Machado allowed his left leg to clip the lower right leg of Aguilar at first base while getting thrown out on a routine play in the 10th. Aguilar appeared upset and the two exchanged words. Both benches and bullpens emptied, but no punches were thrown.

MANNY’S CUP OF TEA

Machado says there’s “no excuse” for his lack of effort while running the bases.

It was especially notable in Game 2 when he failed to run out a grounder hit to Brewers shortstop Orlando Arcia with no score.

“There’s no excuse for it, honestly,” Machado said in an interview aired on Fox Sports 1 before Game 4.

However, Machado says he has no plan to change his style.

“I’m not the type of player that’s going to be `Johnny Hustle,’ and run down the line and slide to first base,” he said. “That’s just not my personality, that’s not my cup of tea, that’s not who I am.”

Machado can become a free agent after the season.

TICKETS ANYBODY?

The Dodgers say tickets are still available for Game 5, which begins at 2:05 p.m. PDT.

UP NEXT

Brewers: Miley makes his third postseason start in Game 5 on Wednesday. He pitched 5 2/3 scoreless innings in Game 2 of the NLCS, allowing two hits while striking out three and walking none. His other start came in Game 3 of the NLDS at Colorado. He didn’t factor in the decision either time.

Dodgers: Kershaw took the loss in Game 1 against the Brewers.
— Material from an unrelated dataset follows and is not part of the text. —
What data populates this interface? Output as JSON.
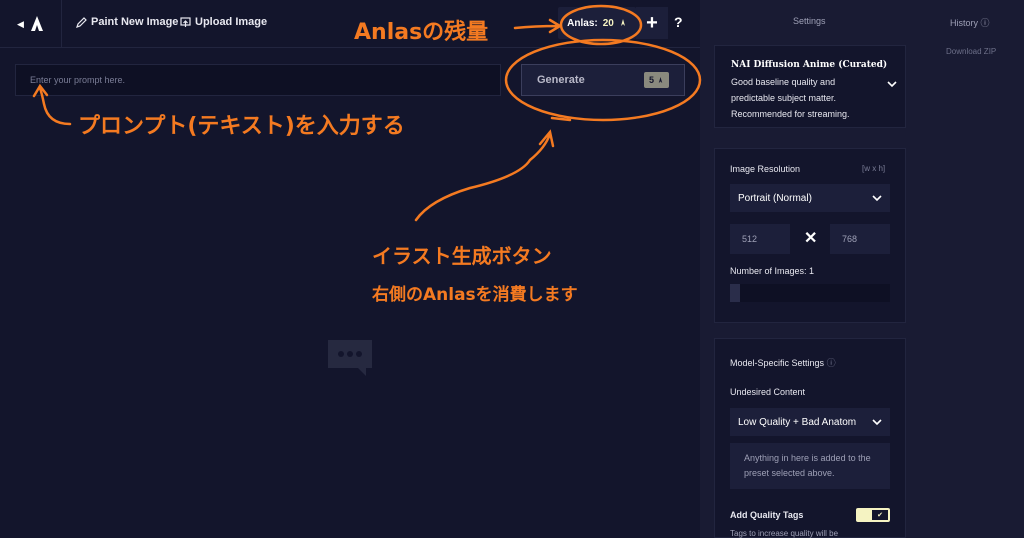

Kershaw had the best postseason outing of his career in Game 2 of the NLDS against the Braves, allowing two hits over eight shutout innings.

More AP MLB: http://www.apnews.com/tag/MLB and http://www.twitter.com/AP-Sports